My other inspiration was vintage kitchen fabric, many examples can be found on the internet. I love the patchwork and medallion combos shown here. Some of these are obviously from the 1950s when women’s work was elevated to a career. They make me think— wallpaper with crockery and utensils? Did she find irony or just fashion?
My goal was to create an updated version of these kitchen fabrics dedicated to all women. I was also very conscious to choose a color palette that I felt a quilter would be likely to use. So in the design process these other color ways resulted but I think the rose might be the most fun to quilt with. I envision a quilted oven mitt in the sage color way.
I have plans for other prints to complete this collection so sign up on my mailing list if you’d like to be notified when they are done! (Bottom left on main page)
My solution to this task was more along the lines of my usual novelty prints but as I hoped, I got to explore and stretch my limits thanks to the encouragement of the judges and Ellen and Madeline. I very much look forward to the comments and advise of followers, quilters and judges! Yay to ALL the hard working women who have paved and continue to lead the way!
mood board page links:
1. Mrs. Bill Stagg with 48 state quilt, Pie Town NM, 1940 photographer: Russell Lee
2. Young homesteader in North Dakota pumps water * (approx. 1890s)
3. Nebraska Pioneer Family * (1887)
4. The Jumping Off Place by Marian Hurd McNeely, illustrated by William Siegel c. 1929 Read story here.
5. Using all parts of the hog. From A Pioneer Sampler by Barbara Greenwood, illustrated by Heather Collins
6. Elinore Pruitt Stewart, author of Letters of a Woman Homesteader
7. Woman collecting buffalo chips.
8. Woman and burro in Colorado mining camp * (approx. 1860s)
9. Vintage wares and tools from various sources.
* from I Dwell in Possibility, Women build a Nation by Donna M. Lucey
My reading list just grew!

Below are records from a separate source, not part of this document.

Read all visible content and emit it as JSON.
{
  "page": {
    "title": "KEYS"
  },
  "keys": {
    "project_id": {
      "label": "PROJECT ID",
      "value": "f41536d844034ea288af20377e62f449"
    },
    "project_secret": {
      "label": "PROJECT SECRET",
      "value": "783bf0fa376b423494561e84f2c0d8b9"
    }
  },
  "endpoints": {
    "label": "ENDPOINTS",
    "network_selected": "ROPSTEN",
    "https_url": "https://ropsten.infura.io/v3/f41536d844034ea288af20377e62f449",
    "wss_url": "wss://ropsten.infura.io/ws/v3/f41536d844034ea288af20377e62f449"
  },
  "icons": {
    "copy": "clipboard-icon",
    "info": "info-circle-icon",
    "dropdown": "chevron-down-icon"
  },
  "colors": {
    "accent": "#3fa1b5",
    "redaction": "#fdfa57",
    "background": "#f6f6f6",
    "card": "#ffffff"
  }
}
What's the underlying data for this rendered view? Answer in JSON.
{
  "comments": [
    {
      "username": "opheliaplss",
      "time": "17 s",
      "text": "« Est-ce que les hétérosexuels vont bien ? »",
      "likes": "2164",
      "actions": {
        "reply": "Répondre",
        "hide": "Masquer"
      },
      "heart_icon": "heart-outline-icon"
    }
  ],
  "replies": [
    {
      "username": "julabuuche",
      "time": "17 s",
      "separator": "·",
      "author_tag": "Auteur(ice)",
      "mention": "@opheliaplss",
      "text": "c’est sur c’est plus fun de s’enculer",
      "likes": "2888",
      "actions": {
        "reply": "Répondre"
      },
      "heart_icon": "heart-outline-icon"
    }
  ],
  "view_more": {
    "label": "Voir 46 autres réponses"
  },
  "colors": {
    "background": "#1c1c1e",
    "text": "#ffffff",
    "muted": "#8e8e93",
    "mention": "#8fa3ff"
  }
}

Books you may also want to know about:
Pioneer Doctor, The Story of Woman’s Work by Mari Graña
Montana Women Homesteaders, A Field of One’s Own by Sarah Carter
Staking Her Claim, Women Homesteading the West by Marcia Meredith Hensley
Women of the Northern Plains by Barbara Handy-Marchello
The Jumping Off Place by Marian Hurd McNeely
The Adventures of The Woman Homesteader, The Life and Letters of Elinore Pruitt Stewart by Susanne K. George